**RECORDS FOR PROCESSING:**
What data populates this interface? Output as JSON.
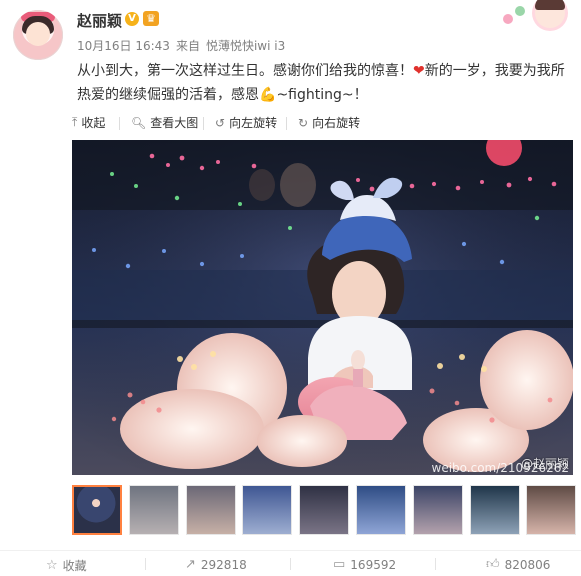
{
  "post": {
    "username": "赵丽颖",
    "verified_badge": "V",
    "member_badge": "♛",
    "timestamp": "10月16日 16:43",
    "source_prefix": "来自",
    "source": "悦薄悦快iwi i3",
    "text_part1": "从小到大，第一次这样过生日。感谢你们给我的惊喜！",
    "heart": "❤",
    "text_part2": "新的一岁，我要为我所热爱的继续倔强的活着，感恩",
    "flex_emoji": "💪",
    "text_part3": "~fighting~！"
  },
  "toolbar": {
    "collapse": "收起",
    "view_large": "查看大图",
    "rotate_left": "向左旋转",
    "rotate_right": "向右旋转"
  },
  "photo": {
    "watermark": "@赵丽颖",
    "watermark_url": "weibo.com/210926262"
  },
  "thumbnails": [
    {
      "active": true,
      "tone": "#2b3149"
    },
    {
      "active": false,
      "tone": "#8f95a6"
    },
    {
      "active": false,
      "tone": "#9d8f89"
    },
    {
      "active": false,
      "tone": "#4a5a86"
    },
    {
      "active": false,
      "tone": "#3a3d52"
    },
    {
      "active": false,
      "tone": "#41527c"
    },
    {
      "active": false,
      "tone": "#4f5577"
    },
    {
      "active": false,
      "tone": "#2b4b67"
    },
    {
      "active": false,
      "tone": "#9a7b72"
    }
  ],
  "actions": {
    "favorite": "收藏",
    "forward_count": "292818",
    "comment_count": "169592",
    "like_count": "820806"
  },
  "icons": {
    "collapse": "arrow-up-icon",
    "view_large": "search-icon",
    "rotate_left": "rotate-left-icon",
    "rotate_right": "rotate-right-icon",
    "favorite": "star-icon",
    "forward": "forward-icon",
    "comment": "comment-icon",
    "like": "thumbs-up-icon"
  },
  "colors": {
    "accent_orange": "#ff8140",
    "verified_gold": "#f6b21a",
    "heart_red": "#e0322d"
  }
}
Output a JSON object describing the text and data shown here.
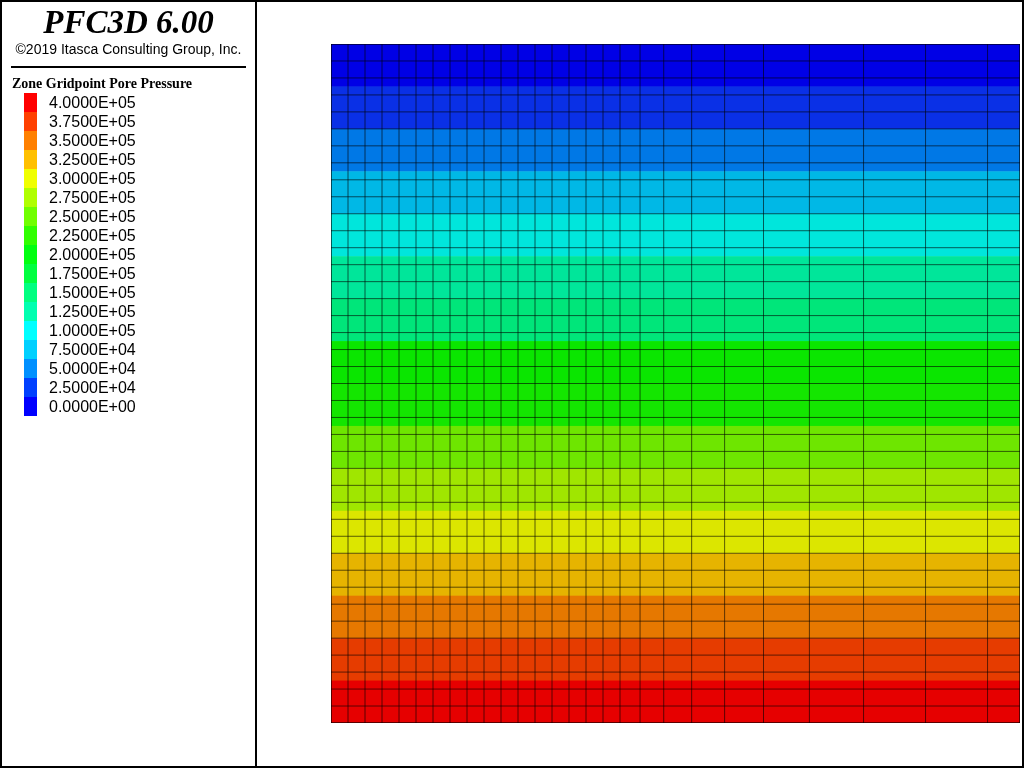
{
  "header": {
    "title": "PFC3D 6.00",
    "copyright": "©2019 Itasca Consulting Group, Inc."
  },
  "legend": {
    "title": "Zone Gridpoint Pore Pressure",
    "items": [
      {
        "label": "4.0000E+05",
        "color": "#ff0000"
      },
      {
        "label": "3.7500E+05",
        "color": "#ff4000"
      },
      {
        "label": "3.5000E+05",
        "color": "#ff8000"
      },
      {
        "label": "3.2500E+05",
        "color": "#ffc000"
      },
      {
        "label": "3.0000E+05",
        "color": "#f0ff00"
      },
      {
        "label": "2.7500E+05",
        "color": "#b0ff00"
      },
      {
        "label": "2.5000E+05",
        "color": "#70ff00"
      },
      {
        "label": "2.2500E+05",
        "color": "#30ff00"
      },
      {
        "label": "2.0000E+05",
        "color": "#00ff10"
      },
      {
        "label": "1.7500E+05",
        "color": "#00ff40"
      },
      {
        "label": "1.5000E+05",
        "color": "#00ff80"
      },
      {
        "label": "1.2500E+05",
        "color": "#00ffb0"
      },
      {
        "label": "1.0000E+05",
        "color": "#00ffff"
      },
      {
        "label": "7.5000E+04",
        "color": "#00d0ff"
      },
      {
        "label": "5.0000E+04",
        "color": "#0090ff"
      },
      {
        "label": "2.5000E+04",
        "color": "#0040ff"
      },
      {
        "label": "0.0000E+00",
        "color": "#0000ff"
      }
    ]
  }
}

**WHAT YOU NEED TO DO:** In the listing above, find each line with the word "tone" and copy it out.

**EXERCISE SOLUTION:**
      "tone": "#2b3149"
      "tone": "#8f95a6"
      "tone": "#9d8f89"
      "tone": "#4a5a86"
      "tone": "#3a3d52"
      "tone": "#41527c"
      "tone": "#4f5577"
      "tone": "#2b4b67"
      "tone": "#9a7b72"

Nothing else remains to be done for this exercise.